By seeing that physics is fundamentally statistical (the "classical" world is the result of the law of large numbers averaging over quantum effects), I believe that Boltzmann had the greater physical insight. There is in fact only one world - the quantum world. When quantum physics is considered in modern statistical mechanics texts, they usually stop with the deterministic Schrödinger equation and conclude that quantum mechanics changes nothing about irreversibility, For example, Richard Tolman (p.8) claimed that the “principle of dynamical reversibility” holds also in quantum mechanics in appropriate form, indicating that quantum theory supplies no new kind of element for understanding the actual irreversibility in the macroscopic behavior of physical systems. And D. ter Haar (p. 292) said “The transition from classical to statistical mechanics does not introduce any fundamental changes.” This is because both classical and quantum statistical mechanics describe ensembles of systems. Such systems are in “mixed states,” disregarding the interference terms in the density matrix of the “pure states” density operator. This is the basis for decoherence theories. The origin of irreversibility depends on the ontological chance involved in von Neumann's Process 1, Dirac's projection postulate, the "collapse of the wave function," denied by so many interpretations of quantum mechanics and ignored in statistical mechanics texts. In her 2008 book, Carolyne Van Vliet (p.678) says that the theory of non-equilibrium statistical mechanics is incomplete without some kind of randomization at the microscopic level.

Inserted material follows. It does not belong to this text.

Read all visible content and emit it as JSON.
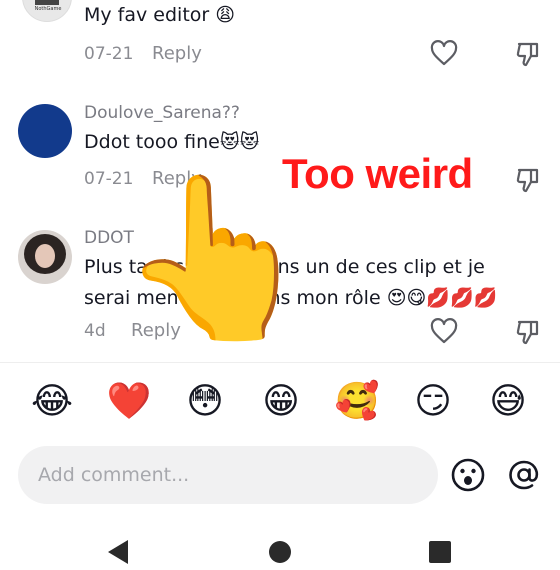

Ter Haar, D. 1995. Elements of Statistical Mechanics, Third Edition. Oxford: Butterworth-Heinemann.Normal | Teacher | Scholar |